By TIM ALEXANDER
DECATUR, Ill. — Dozens of members of the Fellowship of Christian Farmers (FCFI), International came to the 2021 Farm Progress Show. Inside their tent on First Progress Street, FCFI executive director Dennis Schlagel was busy recruiting farmers, ranchers, skilled tradespersons and heavy machinery owners-operators for an FCFI-led relief effort for farms, ranches and rural communities affected by Hurricane Ida.

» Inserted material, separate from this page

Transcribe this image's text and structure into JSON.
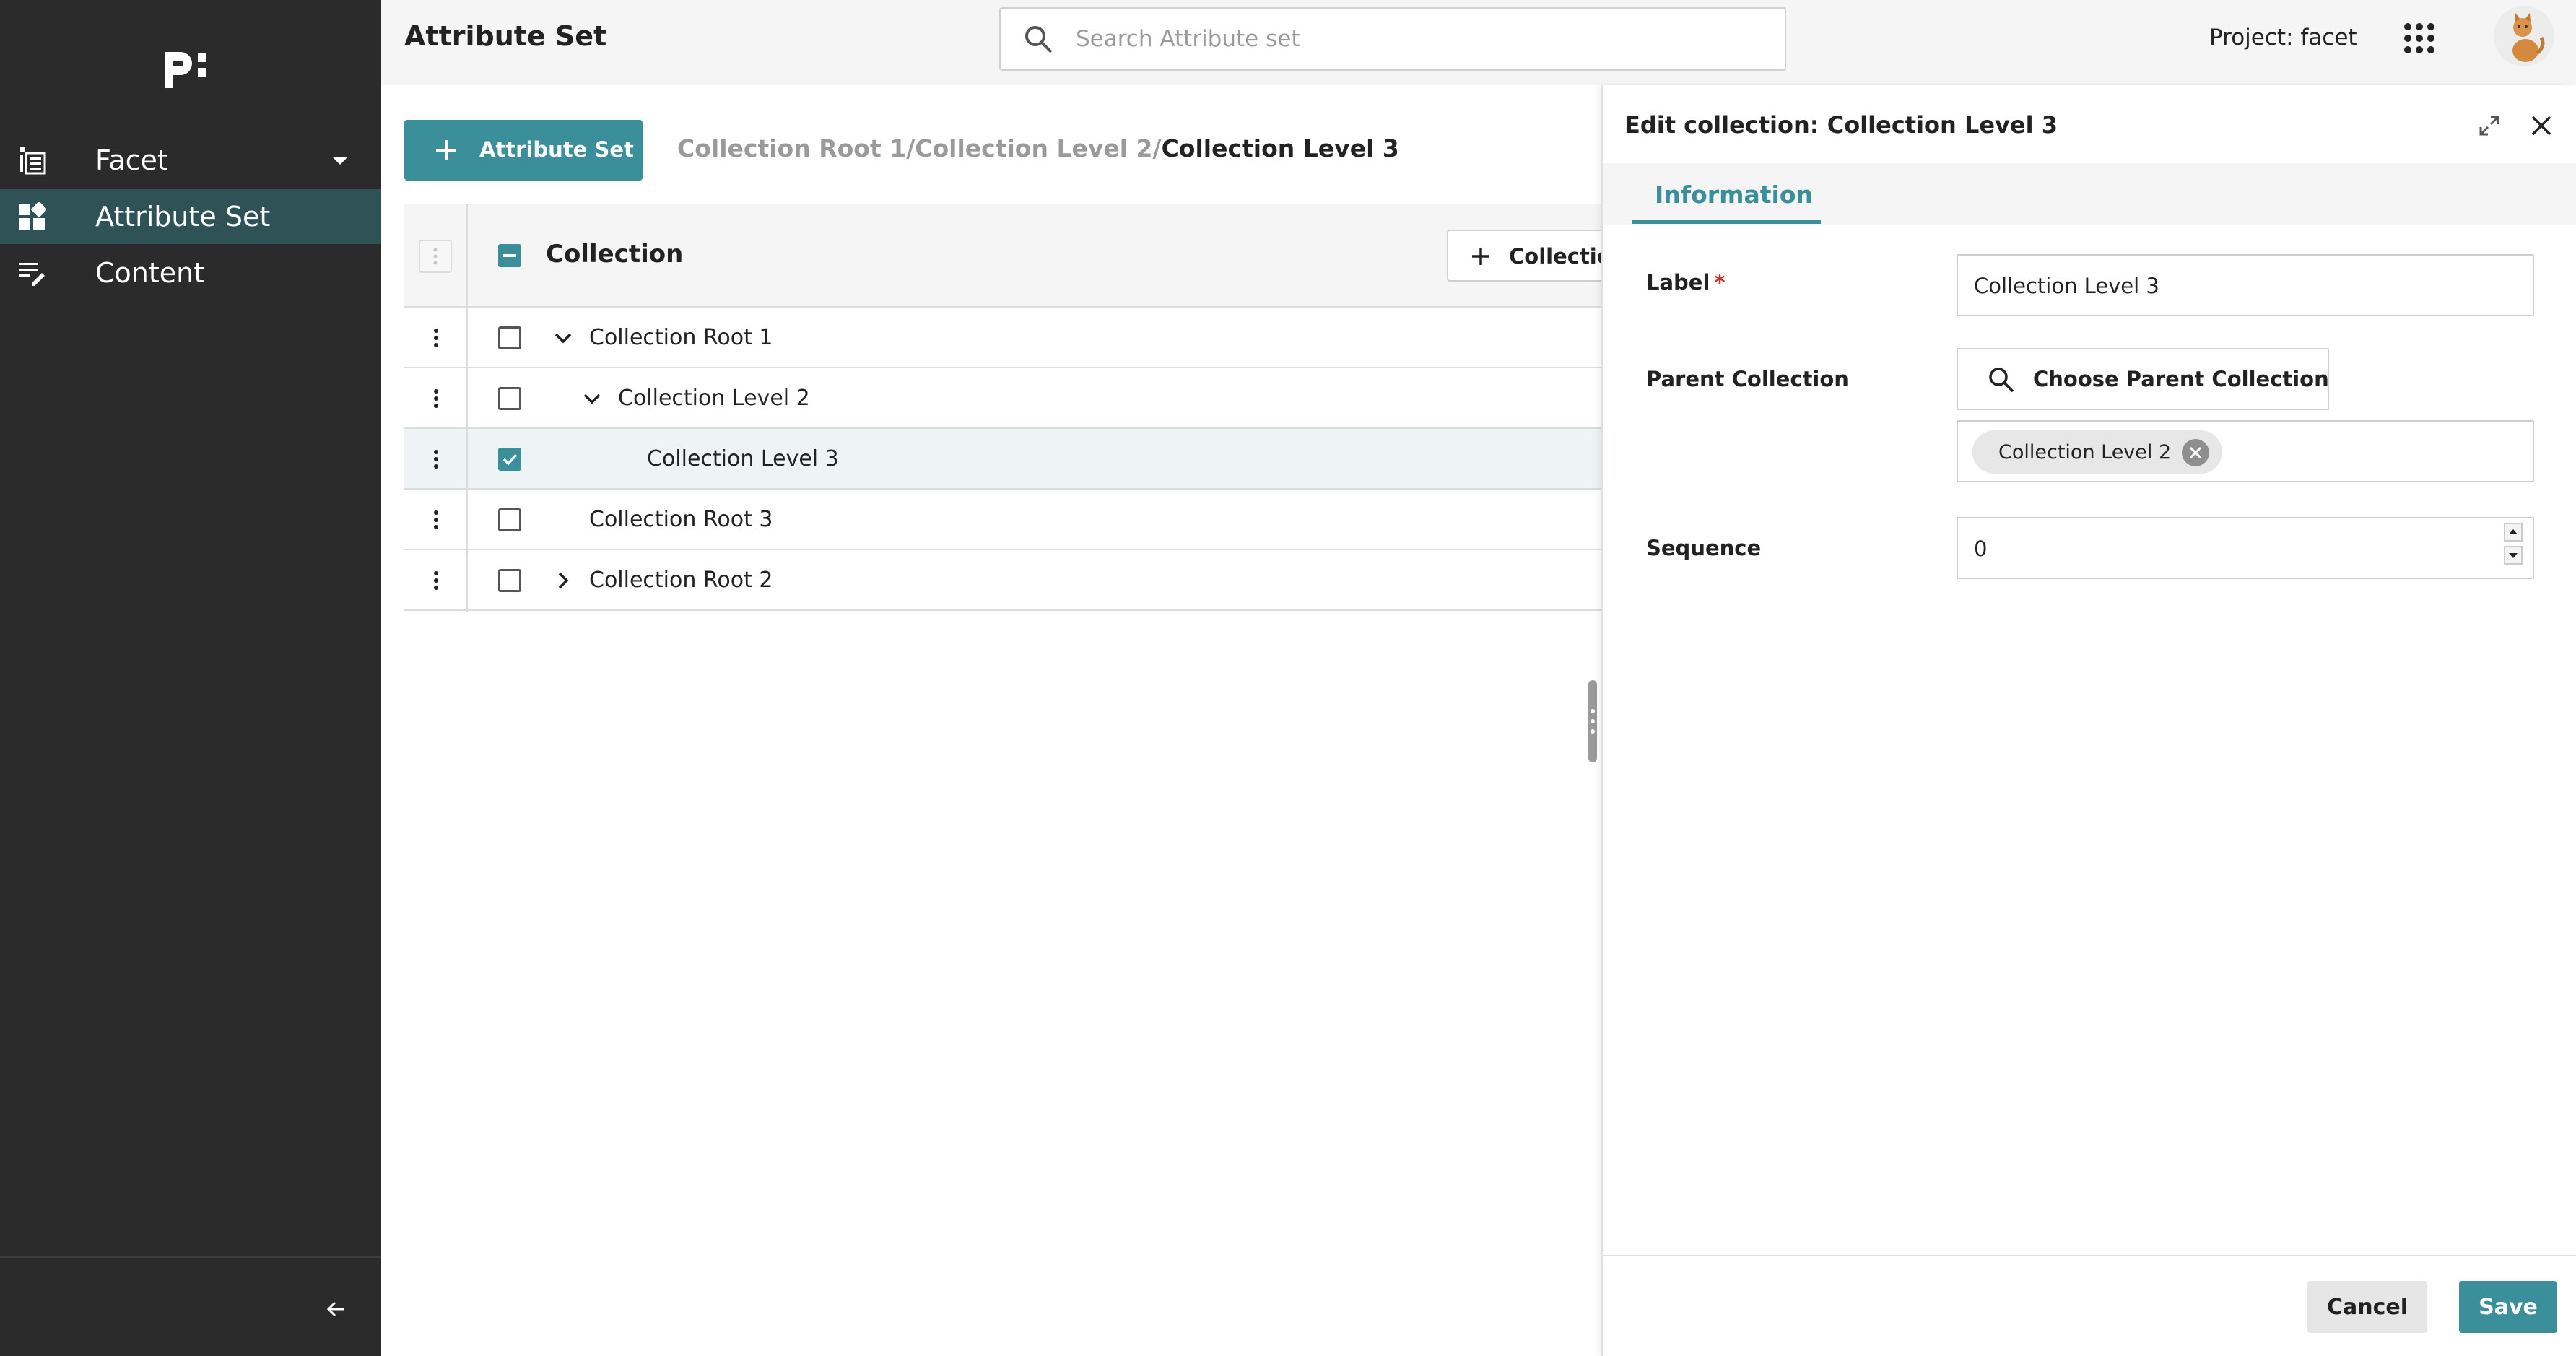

“When Ida came ashore in Louisiana it was close to a Category 4 (hurricane), so there is going to be a lot of work to do on farms. Trees are down and fences will need to be replaced, but the main problem now is power. It’s out across south Louisiana,” Schlagel said on August 31, opening day for the Farm Progress Show.
Since the summer of 2020 the Lexington, Illinois-based FCFI has dispatched work crews to Lake Charles and Calcasieu Parish, an area of Louisiana that experienced as many as six hurricanes, as part of a long-term recovery commitment to the people of the area. The effort is expected to continue indefinitely, though some resources may need to be shifted to other areas affected by Ida.
“We are in touch with our people down there and if anyone wants to become involved with our disaster relief program, there will be a lot of work to do in south Louisiana this winter,” Schlagel said, adding that labor is a commodity FCFI cannot acquire enough of.
“It costs about $7,000 per mile to replace a fence, and labor accounts for about 35 percent of that. When we rebuild a fence, it’s a tremendous savings to a farmer to have us build the fence. If you can line up fence and posts, you can help reduce those labor costs-- and there will be a lot of it to do,” he said.
Volunteers of all ages will be needed to mount an effective relief effort for Ida victims, though potential laborers should be physically able to assist in installing fencing, removing trees and debris, and other laborious tasks. “Possessing basic fence tools or a chainsaw is a bonus, but we’ve got disaster coordinators who can give you specific information for the exact location you will be (assigned) and what tools you might need,” said Schlagel.
FCFI recruits volunteers through farm show exhibits, social media and word of mouth between farm families. Recently, various FFA chapters have contacted Schlagel to volunteer for relief projects in Illinois, Louisiana and elsewhere.
“In the last paragraph of the FFA creed it reads ‘I believe that rural America can and will hold true to the best traditions of our national life, and that I can exert an influence in my home and community which will stand solid for my part in that inspiring task.’ Well, if you’ve grown up on a farm or been in FFA, helping your neighbor is a part of agriculture,” Schlagel said. “We’re going to be facilitating FFA members who have maybe never been on a trip to be part of one of our disaster projects.”
Hurricane Ida is being called the second-strongest hurricane to ever strike Louisiana (behind Hurricane Katrina) and is tied for the strongest landfall in the state by maximum wind speed. The economic damages from Hurricane Ida could wind up becoming one of the costliest hurricanes to hit the U.S. since 2000, according to AccuWeather. The company revised their storm damage estimate to around $95 billion, which is up from the agency’s initial forecast of between $70 billion and $80 billion. The damages are expected to have a “notable negative impact” on the U.S. economy during the third and fourth quarter, AccuWeather stated.
Go to www.fcfi.org to learn more about FCFI and inquire about assisting a relief project.